  2. What are unregistered securities or stocks?

    Before securities, like stocks, bonds and notes, can be offered for sale to the public, they first must be registered with ... Read Full Answer >>
  3. How does FINRA differ from the SEC?

    With all the financial organizations out there, knowing what they all do can be as complicated as knowing where to invest. ... Read Full Answer >>
  4. Are there regulations against monopolies?

    A monopoly occurs when a single company or group owns all or nearly all of the market for a particular type of product or ... Read Full Answer >>
  5. What is the Dodd-Frank Act? How does it affect me?

    The Dodd-Frank Wall Street Reform and Consumer Protection Act is a massive piece of financial reform legislation passed by ... Read Full Answer >>
  6. Can a company be state-run and publicly traded at the same time?

    A state-run company or enterprise cannot be publicly traded in the U.S. However, it is possible to purchase shares of state-run ... Read Full Answer >>
Related Articles
  1. Investing Basics

    Will Corporate Debt Drag Your Stock Down?

    Borrowed funds can mean a leg up for companies or the boot for investors. Find out how to tell the difference.
  2. Investing Basics

    Reading The Balance Sheet

    Learn about the components of the statement of financial position and how they relate to each other.
  3. Bonds & Fixed Income

    How Bond Market Pricing Works

    Learn the basic rules that govern how bond prices are determined.
  4. Retirement

    Bond Basics Tutorial

    Investing in bonds - What are they, and do they belong in your portfolio?
  5. Bonds & Fixed Income

    Advanced Bond Concepts

    Learn the complex concepts and calculations for trading bonds including bond pricing, yield, term structure of interest rates and duration.
  6. Investing

    REITs 101: How They're Regulated

    Here's everything you need to know about REITs in less than five minutes.
  7. Mutual Funds & ETFs

    How To Start a Hedge Fund In the United States

    A general overview of how to start a hedge fund firm in the United States, including complying with state and federal regulations.
  8. Mutual Funds & ETFs

    How To Start A Hedge Fund In The UK

    Starting a new hedge fund in the United Kingdom is more complex than in the United States. We discuss UK laws and regulations for starting a new hedge fund.
  9. Mutual Funds & ETFs
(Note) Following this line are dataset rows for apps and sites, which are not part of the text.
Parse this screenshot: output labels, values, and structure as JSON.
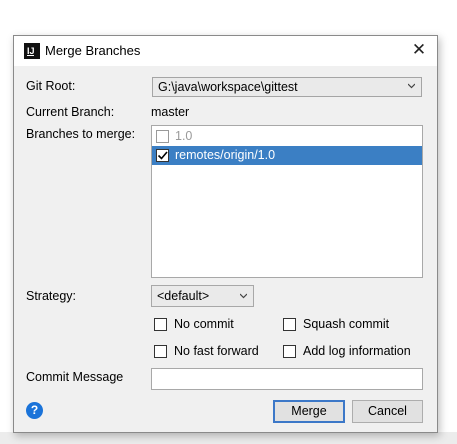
{
  "dialog": {
    "title": "Merge Branches",
    "app_icon_text": "IJ",
    "close_glyph": "✕",
    "git_root_label": "Git Root:",
    "git_root_value": "G:\\java\\workspace\\gittest",
    "current_branch_label": "Current Branch:",
    "current_branch_value": "master",
    "branches_label": "Branches to merge:",
    "branches": [
      {
        "label": "1.0",
        "checked": false,
        "selected": false
      },
      {
        "label": "remotes/origin/1.0",
        "checked": true,
        "selected": true
      }
    ],
    "strategy_label": "Strategy:",
    "strategy_value": "<default>",
    "options": {
      "no_commit": "No commit",
      "squash_commit": "Squash commit",
      "no_fast_forward": "No fast forward",
      "add_log_information": "Add log information"
    },
    "commit_message_label": "Commit Message",
    "commit_message_value": "",
    "help_glyph": "?",
    "merge_button": "Merge",
    "cancel_button": "Cancel"
  },
  "colors": {
    "selection": "#3b7fc4",
    "primary_button_border": "#3c78c8",
    "help_icon": "#1a73d9"
  }
}
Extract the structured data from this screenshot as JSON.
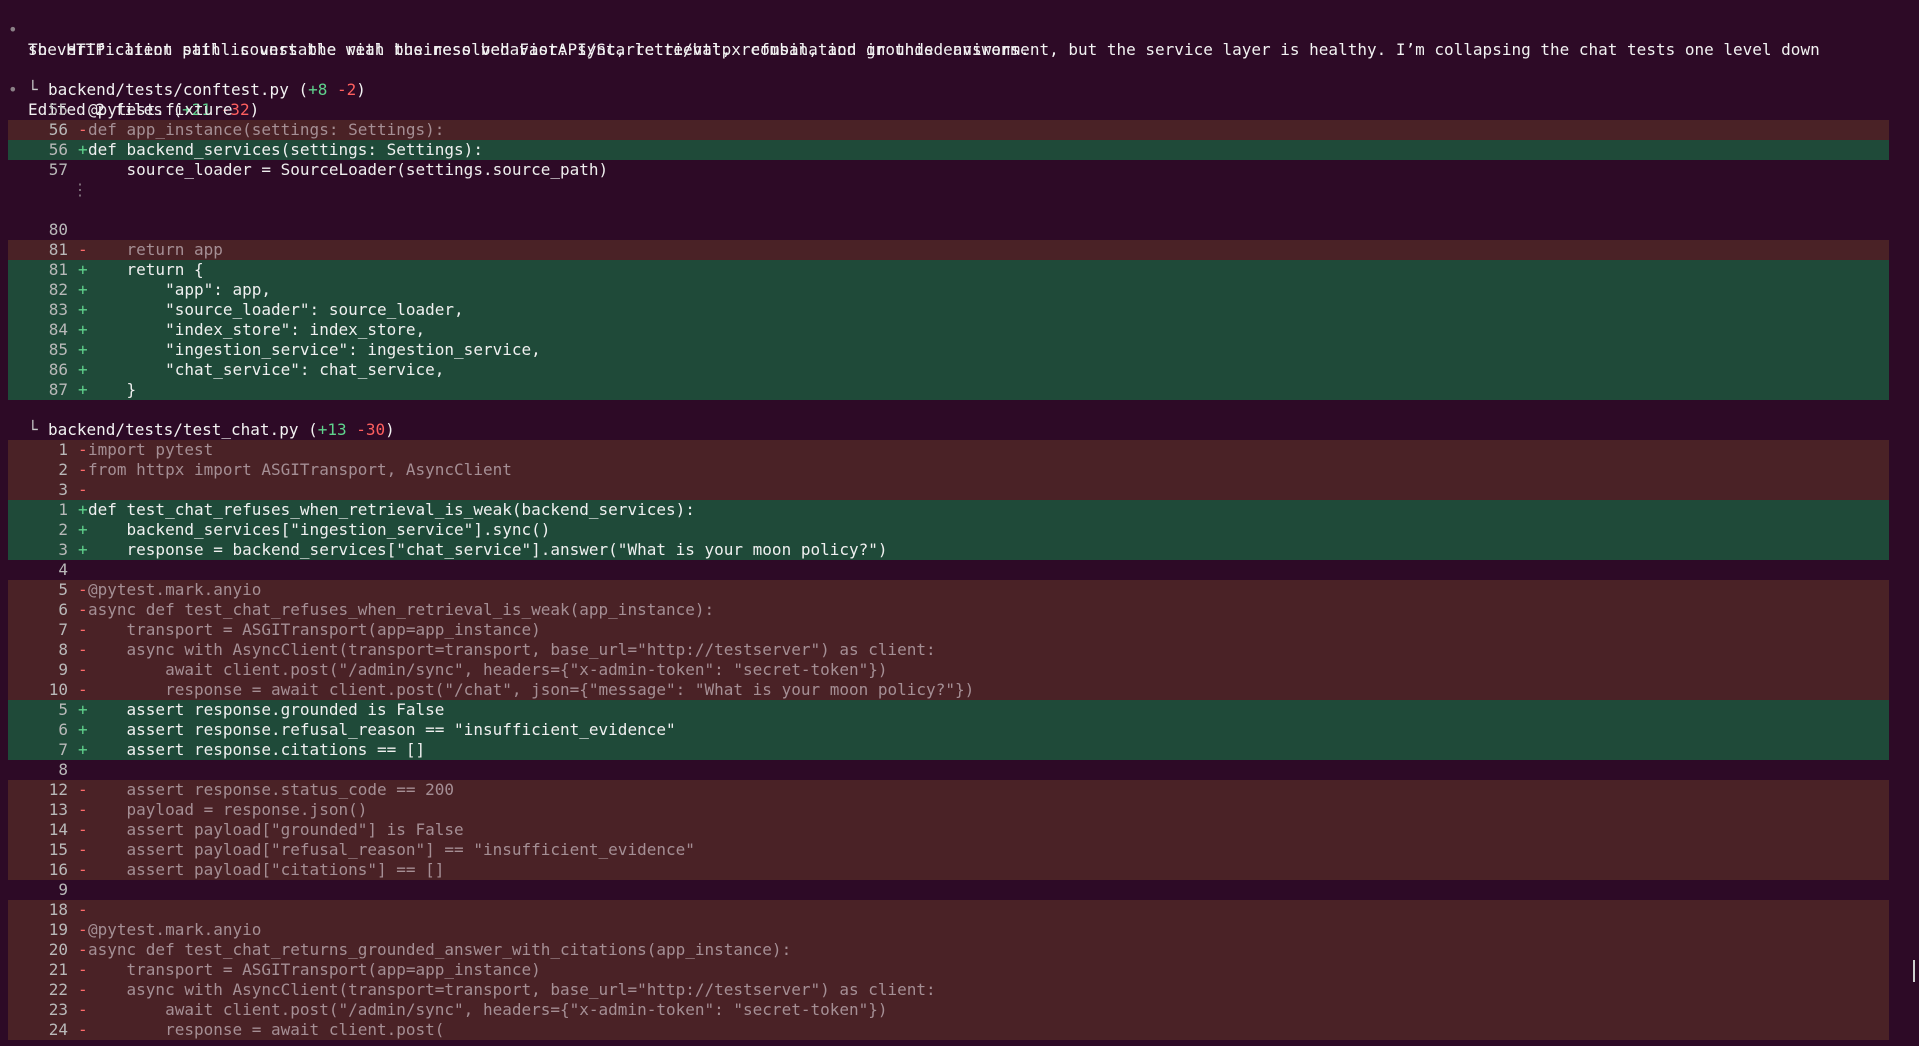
{
  "message": {
    "bullet": "•",
    "line1": "The HTTP client path is unstable with the resolved FastAPI/Starlette/httpx combination in this environment, but the service layer is healthy. I’m collapsing the chat tests one level down",
    "line2": "so verification still covers the real business behavior: sync, retrieval, refusal, and grounded answers."
  },
  "summary": {
    "bullet": "•",
    "label": "Edited 2 files (",
    "added": "+21",
    "removed": "-32",
    "close": ")"
  },
  "files": [
    {
      "tree": "└",
      "name": "backend/tests/conftest.py (",
      "added": "+8",
      "removed": "-2",
      "close": ")",
      "lines": [
        {
          "type": "ctx",
          "num": "55",
          "sign": "",
          "code": "@pytest.fixture"
        },
        {
          "type": "del",
          "num": "56",
          "sign": "-",
          "code": "def app_instance(settings: Settings):"
        },
        {
          "type": "add",
          "num": "56",
          "sign": "+",
          "code": "def backend_services(settings: Settings):"
        },
        {
          "type": "ctx",
          "num": "57",
          "sign": "",
          "code": "    source_loader = SourceLoader(settings.source_path)"
        },
        {
          "type": "gap",
          "num": "",
          "sign": "",
          "code": "⋮"
        },
        {
          "type": "blank",
          "num": "",
          "sign": "",
          "code": ""
        },
        {
          "type": "ctx",
          "num": "80",
          "sign": "",
          "code": ""
        },
        {
          "type": "del",
          "num": "81",
          "sign": "-",
          "code": "    return app"
        },
        {
          "type": "add",
          "num": "81",
          "sign": "+",
          "code": "    return {"
        },
        {
          "type": "add",
          "num": "82",
          "sign": "+",
          "code": "        \"app\": app,"
        },
        {
          "type": "add",
          "num": "83",
          "sign": "+",
          "code": "        \"source_loader\": source_loader,"
        },
        {
          "type": "add",
          "num": "84",
          "sign": "+",
          "code": "        \"index_store\": index_store,"
        },
        {
          "type": "add",
          "num": "85",
          "sign": "+",
          "code": "        \"ingestion_service\": ingestion_service,"
        },
        {
          "type": "add",
          "num": "86",
          "sign": "+",
          "code": "        \"chat_service\": chat_service,"
        },
        {
          "type": "add",
          "num": "87",
          "sign": "+",
          "code": "    }"
        }
      ]
    },
    {
      "tree": "└",
      "name": "backend/tests/test_chat.py (",
      "added": "+13",
      "removed": "-30",
      "close": ")",
      "lines": [
        {
          "type": "del",
          "num": "1",
          "sign": "-",
          "code": "import pytest"
        },
        {
          "type": "del",
          "num": "2",
          "sign": "-",
          "code": "from httpx import ASGITransport, AsyncClient"
        },
        {
          "type": "del",
          "num": "3",
          "sign": "-",
          "code": ""
        },
        {
          "type": "add",
          "num": "1",
          "sign": "+",
          "code": "def test_chat_refuses_when_retrieval_is_weak(backend_services):"
        },
        {
          "type": "add",
          "num": "2",
          "sign": "+",
          "code": "    backend_services[\"ingestion_service\"].sync()"
        },
        {
          "type": "add",
          "num": "3",
          "sign": "+",
          "code": "    response = backend_services[\"chat_service\"].answer(\"What is your moon policy?\")"
        },
        {
          "type": "ctx",
          "num": "4",
          "sign": "",
          "code": ""
        },
        {
          "type": "del",
          "num": "5",
          "sign": "-",
          "code": "@pytest.mark.anyio"
        },
        {
          "type": "del",
          "num": "6",
          "sign": "-",
          "code": "async def test_chat_refuses_when_retrieval_is_weak(app_instance):"
        },
        {
          "type": "del",
          "num": "7",
          "sign": "-",
          "code": "    transport = ASGITransport(app=app_instance)"
        },
        {
          "type": "del",
          "num": "8",
          "sign": "-",
          "code": "    async with AsyncClient(transport=transport, base_url=\"http://testserver\") as client:"
        },
        {
          "type": "del",
          "num": "9",
          "sign": "-",
          "code": "        await client.post(\"/admin/sync\", headers={\"x-admin-token\": \"secret-token\"})"
        },
        {
          "type": "del",
          "num": "10",
          "sign": "-",
          "code": "        response = await client.post(\"/chat\", json={\"message\": \"What is your moon policy?\"})"
        },
        {
          "type": "add",
          "num": "5",
          "sign": "+",
          "code": "    assert response.grounded is False"
        },
        {
          "type": "add",
          "num": "6",
          "sign": "+",
          "code": "    assert response.refusal_reason == \"insufficient_evidence\""
        },
        {
          "type": "add",
          "num": "7",
          "sign": "+",
          "code": "    assert response.citations == []"
        },
        {
          "type": "ctx",
          "num": "8",
          "sign": "",
          "code": ""
        },
        {
          "type": "del",
          "num": "12",
          "sign": "-",
          "code": "    assert response.status_code == 200"
        },
        {
          "type": "del",
          "num": "13",
          "sign": "-",
          "code": "    payload = response.json()"
        },
        {
          "type": "del",
          "num": "14",
          "sign": "-",
          "code": "    assert payload[\"grounded\"] is False"
        },
        {
          "type": "del",
          "num": "15",
          "sign": "-",
          "code": "    assert payload[\"refusal_reason\"] == \"insufficient_evidence\""
        },
        {
          "type": "del",
          "num": "16",
          "sign": "-",
          "code": "    assert payload[\"citations\"] == []"
        },
        {
          "type": "ctx",
          "num": "9",
          "sign": "",
          "code": ""
        },
        {
          "type": "del",
          "num": "18",
          "sign": "-",
          "code": ""
        },
        {
          "type": "del",
          "num": "19",
          "sign": "-",
          "code": "@pytest.mark.anyio"
        },
        {
          "type": "del",
          "num": "20",
          "sign": "-",
          "code": "async def test_chat_returns_grounded_answer_with_citations(app_instance):"
        },
        {
          "type": "del",
          "num": "21",
          "sign": "-",
          "code": "    transport = ASGITransport(app=app_instance)"
        },
        {
          "type": "del",
          "num": "22",
          "sign": "-",
          "code": "    async with AsyncClient(transport=transport, base_url=\"http://testserver\") as client:"
        },
        {
          "type": "del",
          "num": "23",
          "sign": "-",
          "code": "        await client.post(\"/admin/sync\", headers={\"x-admin-token\": \"secret-token\"})"
        },
        {
          "type": "del",
          "num": "24",
          "sign": "-",
          "code": "        response = await client.post("
        }
      ]
    }
  ]
}
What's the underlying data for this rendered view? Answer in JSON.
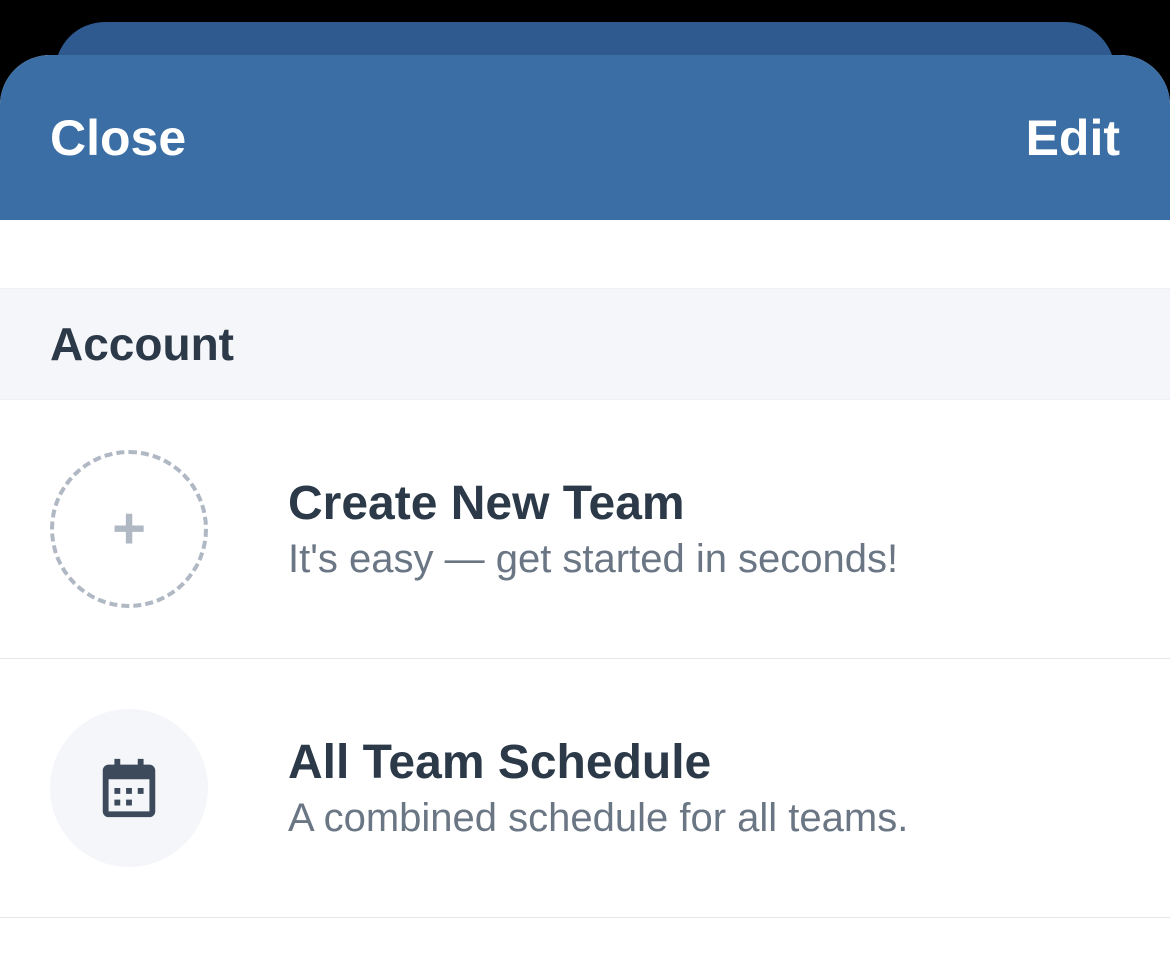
{
  "header": {
    "close_label": "Close",
    "edit_label": "Edit"
  },
  "section": {
    "title": "Account"
  },
  "items": [
    {
      "title": "Create New Team",
      "subtitle": "It's easy — get started in seconds!"
    },
    {
      "title": "All Team Schedule",
      "subtitle": "A combined schedule for all teams."
    }
  ]
}
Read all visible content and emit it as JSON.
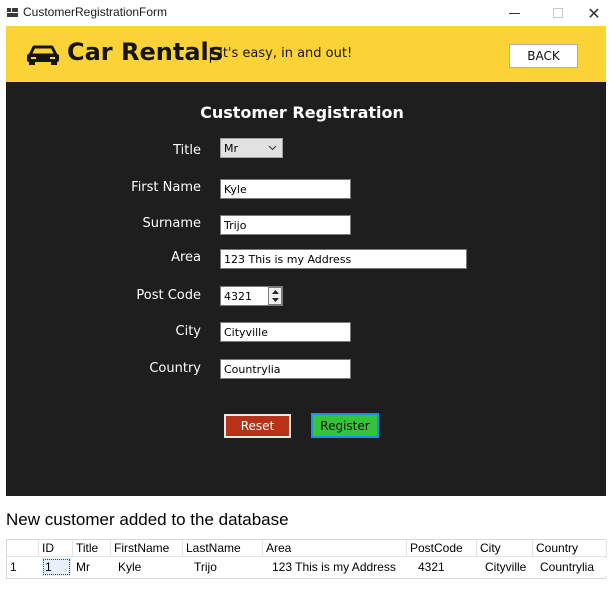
{
  "window": {
    "title": "CustomerRegistrationForm",
    "minimize_symbol": "",
    "maximize_symbol": "",
    "close_symbol": "✕"
  },
  "header": {
    "brand": "Car Rentals",
    "separator": "|",
    "tagline": "It's easy, in and out!",
    "back_label": "BACK",
    "icon": "car-icon",
    "background_color": "#fbd337"
  },
  "form": {
    "title": "Customer Registration",
    "background_color": "#1e1e1e",
    "fields": {
      "title": {
        "label": "Title",
        "value": "Mr"
      },
      "first_name": {
        "label": "First Name",
        "value": "Kyle"
      },
      "surname": {
        "label": "Surname",
        "value": "Trijo"
      },
      "area": {
        "label": "Area",
        "value": "123 This is my Address"
      },
      "post_code": {
        "label": "Post Code",
        "value": "4321"
      },
      "city": {
        "label": "City",
        "value": "Cityville"
      },
      "country": {
        "label": "Country",
        "value": "Countrylia"
      }
    },
    "reset_label": "Reset",
    "register_label": "Register",
    "reset_color": "#b83217",
    "register_color": "#35c33a"
  },
  "caption": "New customer added to the database",
  "grid": {
    "columns": [
      "ID",
      "Title",
      "FirstName",
      "LastName",
      "Area",
      "PostCode",
      "City",
      "Country"
    ],
    "rows": [
      {
        "row_number": "1",
        "cells": [
          "1",
          "Mr",
          "Kyle",
          "Trijo",
          "123 This is my Address",
          "4321",
          "Cityville",
          "Countrylia"
        ]
      }
    ]
  }
}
    How To Start A Hedge Fund In Canada

    Would-be hedge fund managers in Canada need to understand the laws and regulations that must be followed in order to start a fund in the country.
  10. Taxes

    Is It Smart To Get Dual Citizenship?

    Does it ever make sense to be a citizen of the U.S. and somewhere else? Yes, so you can work minus a visa – not so much, if you get drafted into the army.

You May Also Like

Hot Definitions
  1. Expected Return

    The amount one would anticipate receiving on an investment that has various known or expected rates of return. For example, ...
  2. Carrying Value

    An accounting measure of value, where the value of an asset or a company is based on the figures in the company's balance ...
  3. Capital Account

    A national account that shows the net change in asset ownership for a nation. The capital account is the net result of public ...
  4. Brand Equity

    The value premium that a company realizes from a product with a recognizable name as compared to its generic equivalent. ...
  5. Adverse Selection

    1. The tendency of those in dangerous jobs or high risk lifestyles to get life insurance. 2. A situation where sellers have ...
Trading Center